Whenever a line of the data below holds the string "получите", copy that line.
[Start of section]
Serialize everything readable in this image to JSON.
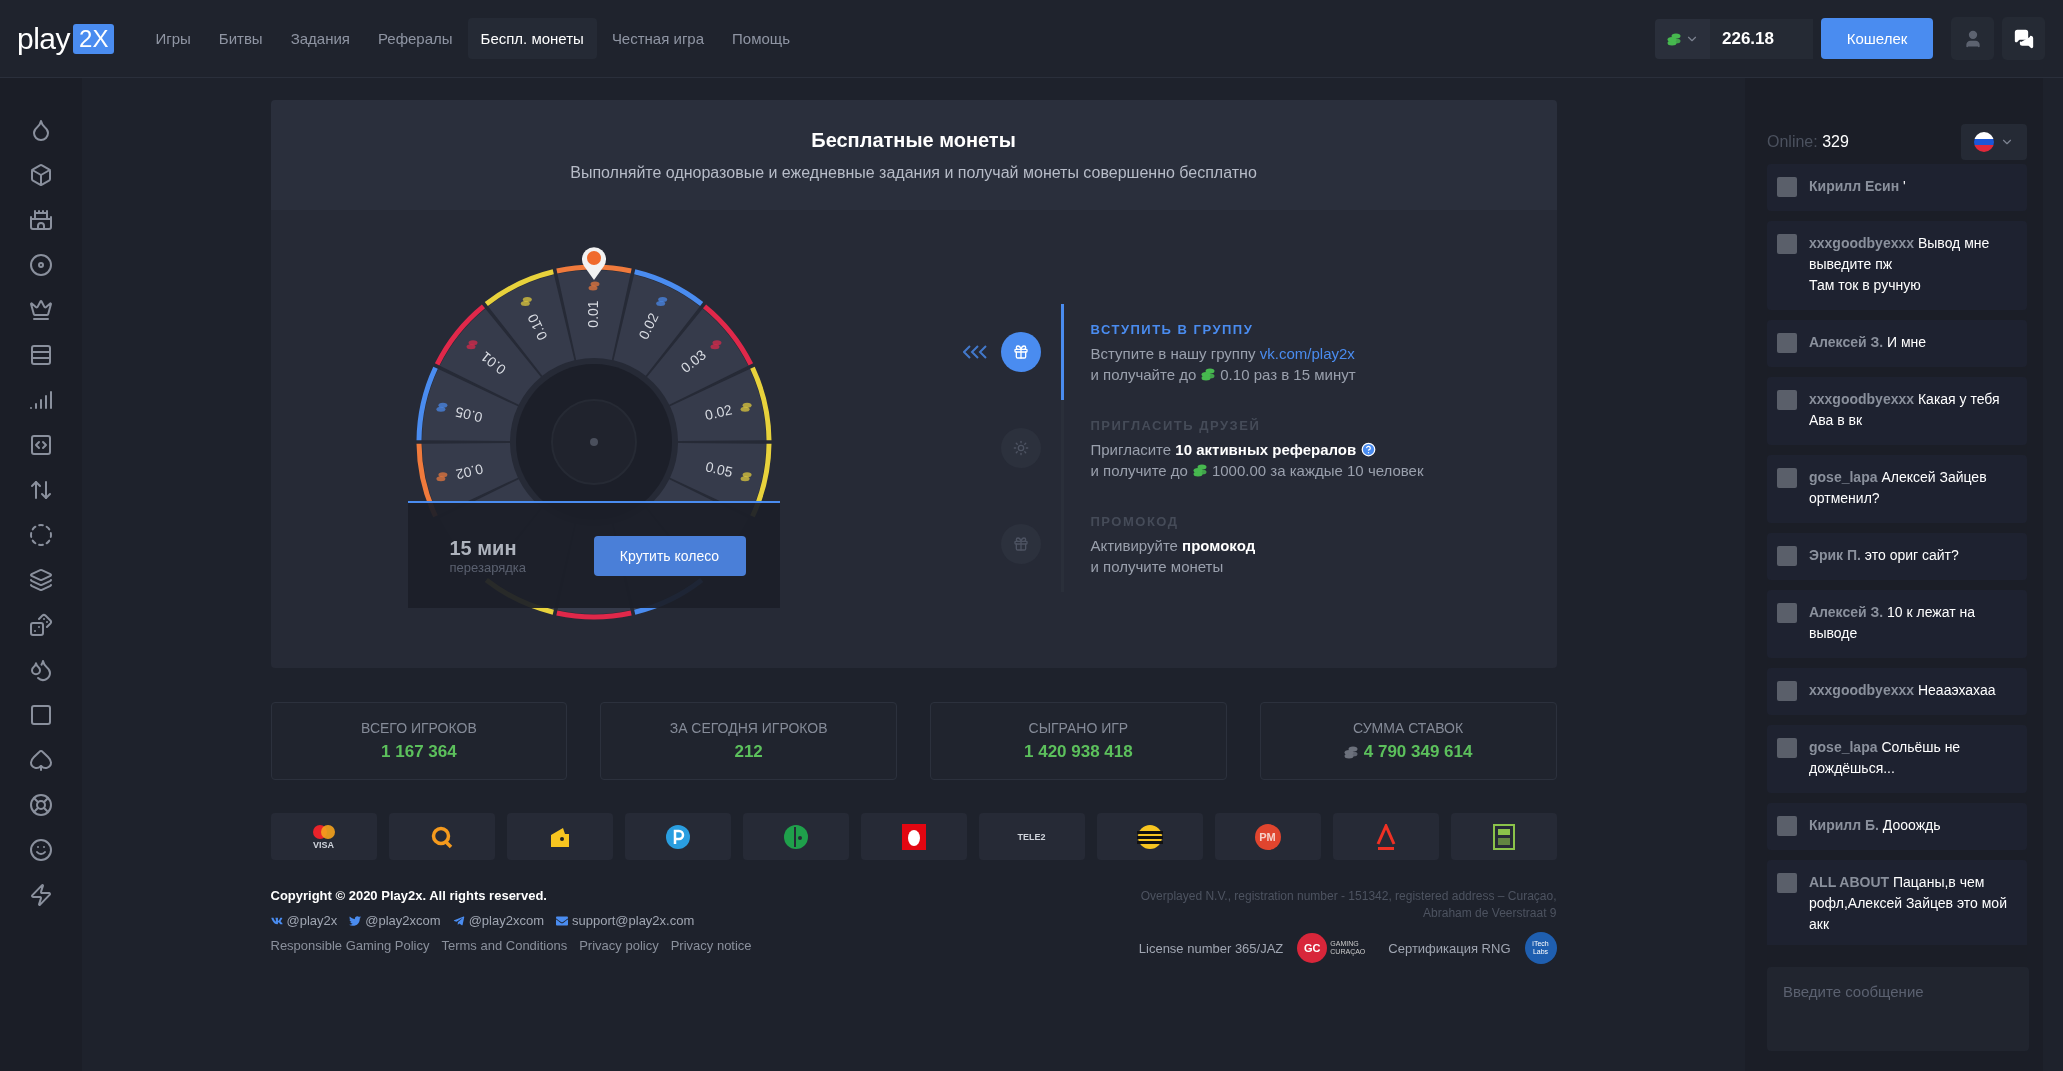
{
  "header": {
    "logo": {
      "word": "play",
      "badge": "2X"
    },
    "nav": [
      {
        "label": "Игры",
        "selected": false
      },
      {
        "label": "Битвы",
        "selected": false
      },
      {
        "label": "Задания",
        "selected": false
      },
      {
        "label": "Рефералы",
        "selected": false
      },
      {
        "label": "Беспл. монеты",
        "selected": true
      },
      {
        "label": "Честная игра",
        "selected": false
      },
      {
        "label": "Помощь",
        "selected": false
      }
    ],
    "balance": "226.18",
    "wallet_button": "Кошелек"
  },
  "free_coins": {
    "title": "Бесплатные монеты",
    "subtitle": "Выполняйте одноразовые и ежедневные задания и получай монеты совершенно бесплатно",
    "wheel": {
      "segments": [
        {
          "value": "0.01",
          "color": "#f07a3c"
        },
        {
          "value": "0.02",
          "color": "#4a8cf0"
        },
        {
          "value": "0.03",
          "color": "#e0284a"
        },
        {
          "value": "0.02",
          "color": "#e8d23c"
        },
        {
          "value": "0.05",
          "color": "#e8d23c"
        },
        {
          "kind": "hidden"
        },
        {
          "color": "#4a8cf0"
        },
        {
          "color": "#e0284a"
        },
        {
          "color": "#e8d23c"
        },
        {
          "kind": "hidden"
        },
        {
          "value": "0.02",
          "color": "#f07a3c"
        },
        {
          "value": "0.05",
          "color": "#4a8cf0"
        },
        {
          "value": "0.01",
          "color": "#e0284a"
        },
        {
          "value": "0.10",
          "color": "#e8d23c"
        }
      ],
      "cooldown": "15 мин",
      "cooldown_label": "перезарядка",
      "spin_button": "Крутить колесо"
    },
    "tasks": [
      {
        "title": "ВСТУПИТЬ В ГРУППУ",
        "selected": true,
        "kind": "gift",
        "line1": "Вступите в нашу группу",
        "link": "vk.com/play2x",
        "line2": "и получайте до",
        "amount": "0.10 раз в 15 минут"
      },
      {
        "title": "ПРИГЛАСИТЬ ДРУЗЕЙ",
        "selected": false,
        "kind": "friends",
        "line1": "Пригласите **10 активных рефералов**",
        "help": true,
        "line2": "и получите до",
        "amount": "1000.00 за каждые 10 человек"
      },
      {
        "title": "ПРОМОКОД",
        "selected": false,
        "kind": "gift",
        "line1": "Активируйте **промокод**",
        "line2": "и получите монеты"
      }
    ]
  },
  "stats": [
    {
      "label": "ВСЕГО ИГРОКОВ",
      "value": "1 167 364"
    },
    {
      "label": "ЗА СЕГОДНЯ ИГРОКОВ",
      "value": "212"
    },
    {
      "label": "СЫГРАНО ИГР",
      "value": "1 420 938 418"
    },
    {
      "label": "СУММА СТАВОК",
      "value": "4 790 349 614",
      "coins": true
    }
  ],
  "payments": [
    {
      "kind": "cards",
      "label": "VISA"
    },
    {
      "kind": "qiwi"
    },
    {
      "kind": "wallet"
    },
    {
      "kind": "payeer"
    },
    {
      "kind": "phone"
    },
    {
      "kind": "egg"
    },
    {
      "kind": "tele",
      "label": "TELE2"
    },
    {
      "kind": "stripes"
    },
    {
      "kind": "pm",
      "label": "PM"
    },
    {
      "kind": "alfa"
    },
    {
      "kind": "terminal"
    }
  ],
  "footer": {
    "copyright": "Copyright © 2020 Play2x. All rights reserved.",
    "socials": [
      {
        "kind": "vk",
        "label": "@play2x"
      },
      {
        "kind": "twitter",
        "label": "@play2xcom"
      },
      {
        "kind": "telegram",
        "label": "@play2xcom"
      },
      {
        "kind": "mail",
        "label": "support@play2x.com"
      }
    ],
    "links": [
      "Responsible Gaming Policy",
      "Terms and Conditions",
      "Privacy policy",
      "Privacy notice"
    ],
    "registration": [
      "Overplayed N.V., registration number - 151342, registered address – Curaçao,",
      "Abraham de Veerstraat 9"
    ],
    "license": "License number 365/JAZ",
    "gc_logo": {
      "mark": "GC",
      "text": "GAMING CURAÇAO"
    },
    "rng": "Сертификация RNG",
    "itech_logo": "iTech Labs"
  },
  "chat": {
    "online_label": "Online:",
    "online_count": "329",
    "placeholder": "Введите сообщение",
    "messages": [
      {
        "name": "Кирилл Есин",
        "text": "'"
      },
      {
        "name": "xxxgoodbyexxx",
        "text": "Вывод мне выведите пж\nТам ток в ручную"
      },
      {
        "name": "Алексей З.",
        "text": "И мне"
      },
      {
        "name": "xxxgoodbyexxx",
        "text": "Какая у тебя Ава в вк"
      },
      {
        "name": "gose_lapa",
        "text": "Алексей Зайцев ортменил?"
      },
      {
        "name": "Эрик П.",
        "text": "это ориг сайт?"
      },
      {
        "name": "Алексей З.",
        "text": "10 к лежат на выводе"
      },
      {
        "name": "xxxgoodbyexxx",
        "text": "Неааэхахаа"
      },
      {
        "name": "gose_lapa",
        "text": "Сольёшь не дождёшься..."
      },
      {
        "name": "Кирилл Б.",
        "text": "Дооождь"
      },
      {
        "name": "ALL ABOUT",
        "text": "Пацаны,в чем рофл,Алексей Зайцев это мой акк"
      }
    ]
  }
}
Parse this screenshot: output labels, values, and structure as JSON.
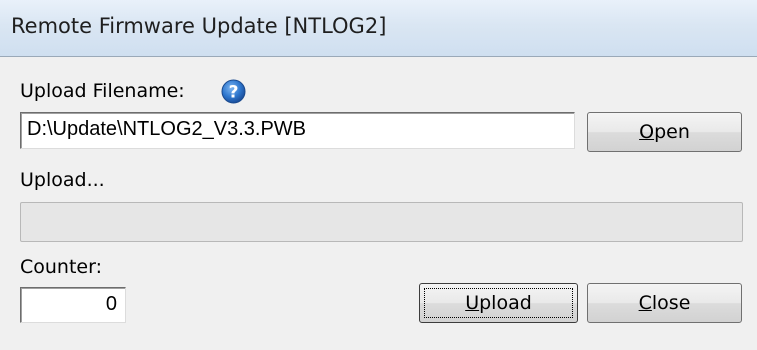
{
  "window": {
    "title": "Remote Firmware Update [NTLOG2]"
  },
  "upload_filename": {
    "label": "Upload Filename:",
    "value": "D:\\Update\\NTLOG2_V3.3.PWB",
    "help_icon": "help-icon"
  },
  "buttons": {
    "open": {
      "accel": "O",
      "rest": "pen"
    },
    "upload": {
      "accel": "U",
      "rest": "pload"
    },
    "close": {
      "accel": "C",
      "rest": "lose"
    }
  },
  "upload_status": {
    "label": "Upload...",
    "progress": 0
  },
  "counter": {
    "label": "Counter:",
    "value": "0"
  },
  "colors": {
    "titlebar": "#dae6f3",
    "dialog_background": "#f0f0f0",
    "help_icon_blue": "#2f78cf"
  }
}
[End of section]
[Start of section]
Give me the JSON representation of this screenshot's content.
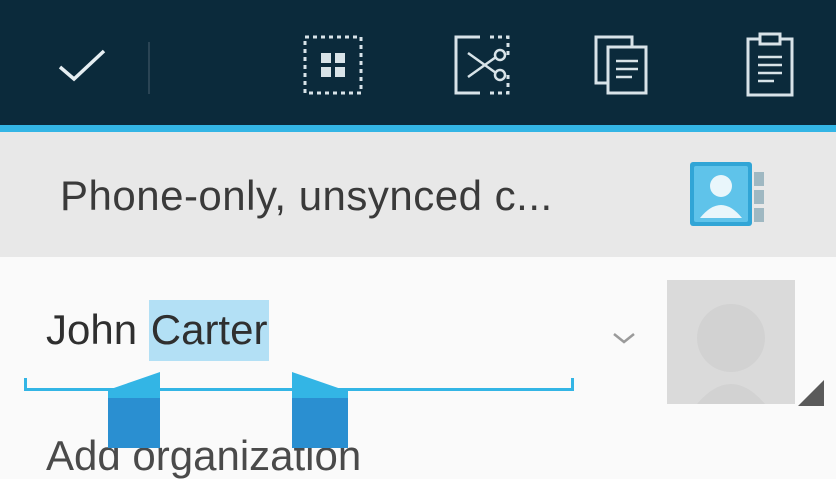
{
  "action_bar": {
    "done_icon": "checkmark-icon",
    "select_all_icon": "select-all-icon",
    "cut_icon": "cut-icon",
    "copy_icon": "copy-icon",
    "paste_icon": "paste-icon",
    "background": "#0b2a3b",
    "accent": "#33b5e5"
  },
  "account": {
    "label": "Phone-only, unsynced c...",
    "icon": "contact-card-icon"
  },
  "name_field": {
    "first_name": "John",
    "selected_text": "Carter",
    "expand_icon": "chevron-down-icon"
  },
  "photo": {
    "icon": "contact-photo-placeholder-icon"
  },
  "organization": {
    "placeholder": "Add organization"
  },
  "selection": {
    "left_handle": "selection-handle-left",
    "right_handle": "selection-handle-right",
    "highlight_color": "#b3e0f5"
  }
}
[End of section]
## Answer section
        "line2": "и получите до",
        "line2": "и получите монеты"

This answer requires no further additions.